**** Data for processing ****

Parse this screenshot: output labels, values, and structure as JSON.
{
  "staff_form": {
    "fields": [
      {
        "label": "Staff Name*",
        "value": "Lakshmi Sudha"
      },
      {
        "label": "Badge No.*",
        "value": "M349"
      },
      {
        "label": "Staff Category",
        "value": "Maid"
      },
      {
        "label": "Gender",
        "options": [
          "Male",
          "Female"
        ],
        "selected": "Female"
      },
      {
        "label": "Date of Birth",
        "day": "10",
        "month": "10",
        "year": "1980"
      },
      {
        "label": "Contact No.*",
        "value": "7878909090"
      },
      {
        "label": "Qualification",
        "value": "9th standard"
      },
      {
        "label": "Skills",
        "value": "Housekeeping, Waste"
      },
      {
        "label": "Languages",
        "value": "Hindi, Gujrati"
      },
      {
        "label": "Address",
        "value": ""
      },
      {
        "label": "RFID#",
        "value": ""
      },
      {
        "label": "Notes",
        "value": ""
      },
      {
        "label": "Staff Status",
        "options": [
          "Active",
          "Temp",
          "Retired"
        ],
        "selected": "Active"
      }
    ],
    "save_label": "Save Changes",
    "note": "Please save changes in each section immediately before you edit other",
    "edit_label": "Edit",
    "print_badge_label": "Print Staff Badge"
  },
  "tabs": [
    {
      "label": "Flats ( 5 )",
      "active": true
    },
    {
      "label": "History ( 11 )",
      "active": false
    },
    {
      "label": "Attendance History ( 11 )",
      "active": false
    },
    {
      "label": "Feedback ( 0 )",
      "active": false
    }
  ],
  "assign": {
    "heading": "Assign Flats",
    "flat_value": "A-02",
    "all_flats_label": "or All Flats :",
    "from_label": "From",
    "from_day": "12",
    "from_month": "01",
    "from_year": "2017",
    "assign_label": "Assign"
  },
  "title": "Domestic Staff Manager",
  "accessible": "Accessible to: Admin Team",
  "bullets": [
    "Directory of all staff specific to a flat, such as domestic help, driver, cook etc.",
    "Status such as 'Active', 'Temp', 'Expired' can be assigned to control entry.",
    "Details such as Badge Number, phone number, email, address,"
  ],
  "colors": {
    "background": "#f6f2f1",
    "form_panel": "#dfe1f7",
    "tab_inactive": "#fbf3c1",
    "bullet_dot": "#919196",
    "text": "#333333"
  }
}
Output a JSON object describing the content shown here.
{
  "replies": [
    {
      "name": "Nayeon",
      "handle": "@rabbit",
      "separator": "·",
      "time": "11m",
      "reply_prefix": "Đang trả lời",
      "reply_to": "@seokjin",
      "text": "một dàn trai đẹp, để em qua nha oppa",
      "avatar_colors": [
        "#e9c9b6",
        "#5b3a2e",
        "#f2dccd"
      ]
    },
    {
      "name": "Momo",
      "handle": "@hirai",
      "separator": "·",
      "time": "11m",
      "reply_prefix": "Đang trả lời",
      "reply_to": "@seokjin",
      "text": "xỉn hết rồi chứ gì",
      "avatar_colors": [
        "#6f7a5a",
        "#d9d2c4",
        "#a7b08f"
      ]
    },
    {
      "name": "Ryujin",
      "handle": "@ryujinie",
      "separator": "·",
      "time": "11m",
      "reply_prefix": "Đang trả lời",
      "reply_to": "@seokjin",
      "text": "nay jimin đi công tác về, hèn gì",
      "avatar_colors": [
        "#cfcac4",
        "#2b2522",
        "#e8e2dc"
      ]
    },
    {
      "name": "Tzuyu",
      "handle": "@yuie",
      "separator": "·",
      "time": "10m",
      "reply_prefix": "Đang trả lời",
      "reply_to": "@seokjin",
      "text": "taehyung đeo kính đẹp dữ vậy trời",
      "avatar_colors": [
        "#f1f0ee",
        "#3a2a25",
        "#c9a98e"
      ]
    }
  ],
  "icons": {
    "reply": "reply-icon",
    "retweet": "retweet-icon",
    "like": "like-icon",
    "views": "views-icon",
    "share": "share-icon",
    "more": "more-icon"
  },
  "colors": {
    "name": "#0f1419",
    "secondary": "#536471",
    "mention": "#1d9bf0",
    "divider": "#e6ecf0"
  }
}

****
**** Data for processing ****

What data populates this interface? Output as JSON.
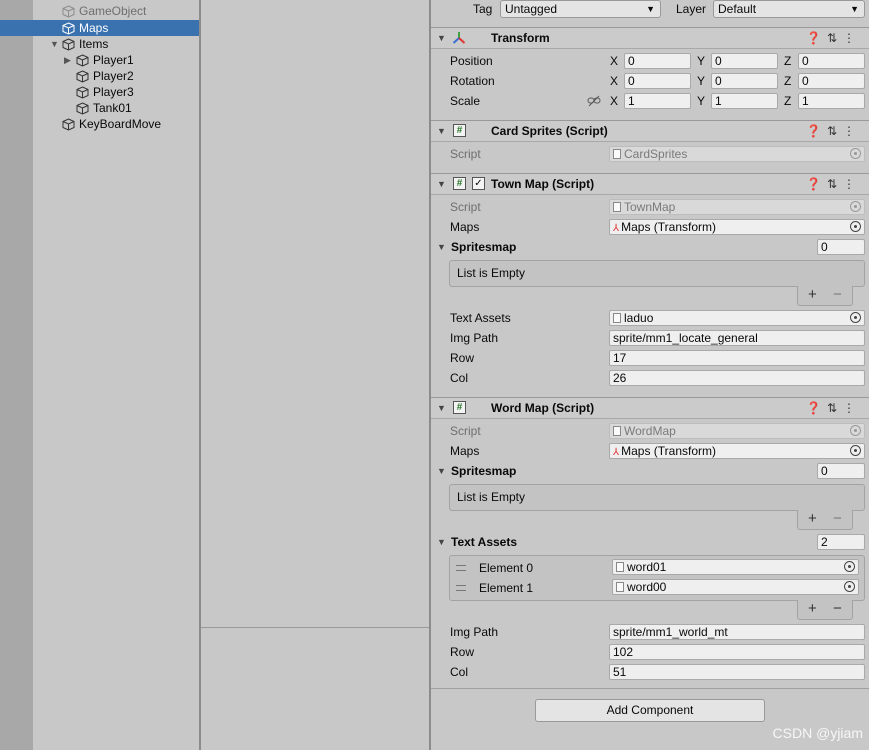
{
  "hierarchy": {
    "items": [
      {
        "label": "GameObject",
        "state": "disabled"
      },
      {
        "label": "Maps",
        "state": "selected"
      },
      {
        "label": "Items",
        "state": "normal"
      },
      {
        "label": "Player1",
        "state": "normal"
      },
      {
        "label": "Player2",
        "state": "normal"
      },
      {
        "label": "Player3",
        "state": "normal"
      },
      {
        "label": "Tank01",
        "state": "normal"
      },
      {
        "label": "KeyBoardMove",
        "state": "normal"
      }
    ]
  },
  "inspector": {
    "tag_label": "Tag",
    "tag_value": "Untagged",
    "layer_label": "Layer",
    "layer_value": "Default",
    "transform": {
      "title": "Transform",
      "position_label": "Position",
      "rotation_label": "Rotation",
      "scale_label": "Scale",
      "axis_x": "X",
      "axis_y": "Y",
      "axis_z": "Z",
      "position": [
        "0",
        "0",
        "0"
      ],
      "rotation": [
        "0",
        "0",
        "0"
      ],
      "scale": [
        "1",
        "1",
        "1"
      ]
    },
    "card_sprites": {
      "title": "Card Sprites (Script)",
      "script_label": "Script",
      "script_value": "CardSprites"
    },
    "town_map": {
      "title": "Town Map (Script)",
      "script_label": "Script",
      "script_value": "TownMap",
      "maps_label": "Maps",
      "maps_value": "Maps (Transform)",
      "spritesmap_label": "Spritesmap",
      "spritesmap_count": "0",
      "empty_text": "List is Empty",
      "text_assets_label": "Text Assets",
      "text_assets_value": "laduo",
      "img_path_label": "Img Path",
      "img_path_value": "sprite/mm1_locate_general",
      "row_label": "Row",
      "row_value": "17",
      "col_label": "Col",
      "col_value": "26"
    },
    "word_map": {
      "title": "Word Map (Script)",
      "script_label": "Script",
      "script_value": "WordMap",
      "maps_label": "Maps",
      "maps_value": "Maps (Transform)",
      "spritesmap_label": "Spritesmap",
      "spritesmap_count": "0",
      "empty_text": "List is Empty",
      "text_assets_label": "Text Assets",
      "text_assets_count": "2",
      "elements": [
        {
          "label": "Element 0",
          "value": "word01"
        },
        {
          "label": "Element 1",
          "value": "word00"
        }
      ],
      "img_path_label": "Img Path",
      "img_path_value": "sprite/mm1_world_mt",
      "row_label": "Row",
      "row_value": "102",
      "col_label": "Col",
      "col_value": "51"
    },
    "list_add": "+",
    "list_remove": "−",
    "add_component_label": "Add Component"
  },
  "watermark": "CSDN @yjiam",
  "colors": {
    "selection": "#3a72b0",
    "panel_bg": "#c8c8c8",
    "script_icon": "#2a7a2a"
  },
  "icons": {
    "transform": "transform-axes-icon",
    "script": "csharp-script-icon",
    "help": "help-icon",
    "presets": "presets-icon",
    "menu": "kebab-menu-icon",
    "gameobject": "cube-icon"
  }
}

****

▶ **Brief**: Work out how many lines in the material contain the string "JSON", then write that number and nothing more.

▶ **Answer space**: 3